Combine Lego™ bricks and 3D printing for awesomeness

I wrote about the awesomeness of Lego™ before on this very blog. Someone had an even better idea:

  1. Create a 3D model of what you want to create
  2. Replace most of the geometry with Lego™ bricks
  3. Only print the necessary custom parts and leth those have Lego™ knobs at the right positions so that they can be firmly integrated with the Lego™ bricks.
  4. Save a ton of money AND time in the process 🙂

Luckily, there is a tool that will help you a lot with steps 2 and 3. A great idea! Watch their video:

Official project page: faBrickation

.gitignore keeps your repository sane – some helpful resources

Ignoring files is a great article on GitHub Help. The global gitignore file is mentioned there. In this file you can ignore files in all the git repositories on your machine. There is a very helpful template that will ignore compiled output files from various languages (*.o, *.so, *.dll, *.class) as well as logs, database files, packages and also files generated by the operating system (Yes, I’m looking at you Windows Thumbs.db and Mac .DS_Store!).

The above page also links to the gitignore repository on github. This repo contains a whole bunch of gitignore files for programming languages, build systems, servers, markup languages, content management systems, … There is also a global folder for more your global ignore file (IDEs, text editors, non-git version control, operating systems…).

Reference or use git/github-managed code in your git project

Please note that there seems to be better way to do this since git version 1.8.2 (mentioned in these two stackoverflow answers: here and here). The version from the Ubuntu 12.04 repos is 1.7.9.5 though so I’ll take a different route.

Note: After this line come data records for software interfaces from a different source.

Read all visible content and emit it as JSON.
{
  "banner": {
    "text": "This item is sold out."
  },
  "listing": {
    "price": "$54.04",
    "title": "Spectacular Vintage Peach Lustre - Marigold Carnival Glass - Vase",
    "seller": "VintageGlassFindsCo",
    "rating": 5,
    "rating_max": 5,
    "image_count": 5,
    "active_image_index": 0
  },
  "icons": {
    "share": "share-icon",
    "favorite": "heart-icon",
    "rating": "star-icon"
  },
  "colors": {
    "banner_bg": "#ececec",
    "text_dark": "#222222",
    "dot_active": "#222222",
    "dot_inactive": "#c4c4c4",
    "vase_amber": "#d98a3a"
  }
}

The project for this example is the handy node.js multi-platform support layer libuv.

Please note that this example expects you to already have an existing project under git control. If you don’t – simply look up on how to create one using git init or git clone one 🙂


# do a "clean cut" before adding the submodule
git commit

# add libuv to the project
git submodule add https://github.com/joyent/libuv.git libuv
git status

# update the submodule
git submodule init
git submodule update

# enforce the version we want to use (tag v0.10.22)
cd libuv/
git reset --hard v0.10.22
cd ..
git commit -a

git submodule status

You can now reference/include the files of the submodule while still being able to update the submodule to newer versions. Gotta love version control!

Useful Bluetooth Low Energy Android Apps (for free)

I just stumbled across a few useful android apps for BLE development. My curiosity was sparked by github user tomkubitza who wrote that there’s a useful BLE android app by Nordic Semiconductor. They actually have a set of apps/demos which look well-done. It’s nice to see they take those apps seriously – after all WPAN chips are their bread and butter 🙂

For now this is just a list for reference. I might come back and add infos after giving some of the apps a go.

Nordic Semiconductor

BLE scanners/detectors

Texas Instruments SensorTag related

Lego FTW

Without a doubt 3D printing has serious potential to spur innovations. However, for the moment it’s too expensive and complex – just imagine the 3D CAD learning curve. For a lot of non-complex ideas you can actually use Lego® to create a lot of useful things. It’s cheap, easy to use and you can go to the next toy store RIGHT NOW and get a starter kit. Here are some clever ideas I came across:

A Software Developer by the name of Michael Hunger even uses LEGO® to track his time. And it’s easy to come up with other useful ideas (I’m sure most of these have been built already)

  • CD/DVD/Vynil/Book rack or showcase
  • Notebook cooling stand
  • PC Case
  • Guitar stand
  • Guitar effects board
  • pen holder
  • picture frames
  • Gamepad holder (or any other gadget)
  • vase